Code enforcement should be consistent, and data driven (to identify and prosecute the worst offenders) but focused on helping landlords (especially those with little financial capacity to make improvements).  Strategic code enforcement can reduce health and safety violations without displacing tenants or removing affordable housing stock.

Develop capacity within health care and social service providers to refer residents to resources.

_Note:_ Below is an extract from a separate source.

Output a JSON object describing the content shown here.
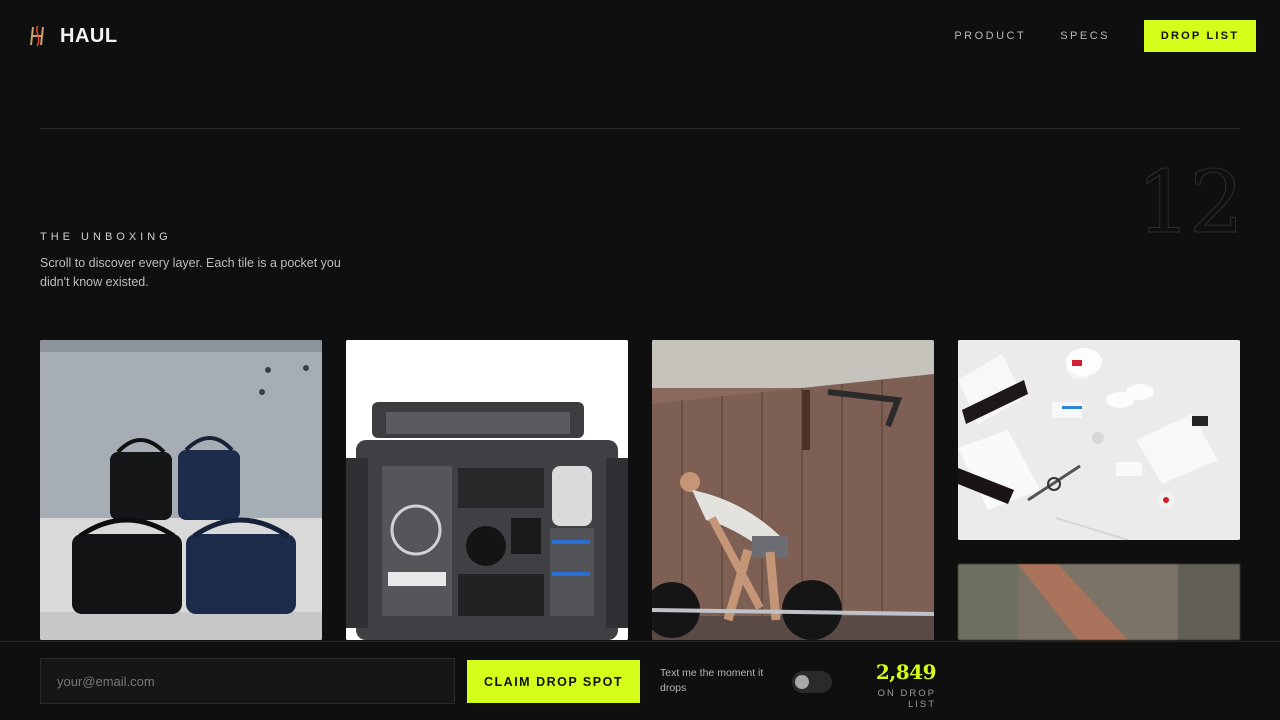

The Healthy Rowhouse Project seeks to connect health and social service professionals with programs to improve their clients’ housing conditions and their health. Health workers, social workers, and other professionals visit thousands of homes every year in Philadelphia, and so are well acquainted with the health risks of poorly maintained homes and the health advantages of good housing. The Philadelphia Corporation for Aging alone visits the homes of over 10,000 seniors each year. In addition, community-health workers at Temple University, the University of Pennsylvania, and other hospitals visit thousands of homes to provide services to patients. The Healthy Rowhouse Project recommends linking these caregivers to programs that improve housing quality so that patients’ health will improve along with their housing. Trusted health and housing professionals working together also can help owners make viable financing choices, prioritize repairs, and find honest, competent contractors.

Evaluate each Healthy Rowhouse Project program.

The goal of the Healthy Rowhouse Project is to create new opportunities for lower income Philadelphia property owners to obtain the resources they need to improve the condition of their homes. It is essential that we track the performance of these programs in order to determine their effectiveness and how they can be improved. This means defining the actions to be taken to reach the 5,000-house goal, defining baselines to understand the current status of the rowhouse housing conditions, setting targets to meet the goals, and choosing indicators that help the City see what is working and what needs improvement.

There is no more powerful engine of growth and jobs than maintaining, rehabilitating, and building new in the city’s rowhouse neighborhoods. By far the most important measure of the success of the Healthy Rowhouse Program is the difference it makes in the lives of lower income Philadelphians.

  1. Pollack, C., Egerter, S., Sadegh-Nobari, T. et al, “Where We Live Matters for Our Health: The Links Between Housing and Health.” Issue Brief 2: Housing and Health. RWJF Commission to Build a Healthier America, 2008.
  2. Alicia Glen, Deputy Mayor for Housing and Economic Development, City of New York, Housing for All New Yorkers, PennDesign Fall 2014 Lecture Series (November 10, 2014).
  3. Econsult Solutions Philadelphia Housing Index analyzed the sale of single-family homes, excluding condominiums, for 4Q2004 to 4Q2014.
  4. Philadelphia 2035, p.74.
  5. 2013 Affordable Housing Bond Program Program Summary, Austin Capital Planning Office (September 30, 2014).
  6. Exelon and Constellation Merger, Constellation Website downloaded January 20, 2015.
  7. Preserving Multifamily Rental Housing, Research Report for the Multifamily Housing Preservation Committee from the Federal Reserve Banks of New York and Philadelphia (2001).
  8. Alan Mallach, Landlords at the Margins: Exploring the Dynamics of the One To Four Unit Rental Housing Industry, Joint Center for Housing Studies (March 2007).
  9. Community Investment Corporation website, fact sheet, downloaded May 7, 2014.
  10. Community Investment Corporation webpage titled “New: Loans for 1-4 Unit Buildings”, downloaded June 19, 2014 ; Mary Ellen Podmolik, Aid for Rental Market, Chicago Tribune, April 4, 2014.
  11. Community Investment Corporation Fact Sheet: 1-4 Unit Rental Redevelopment Loan Program, downloaded June 19, 2014.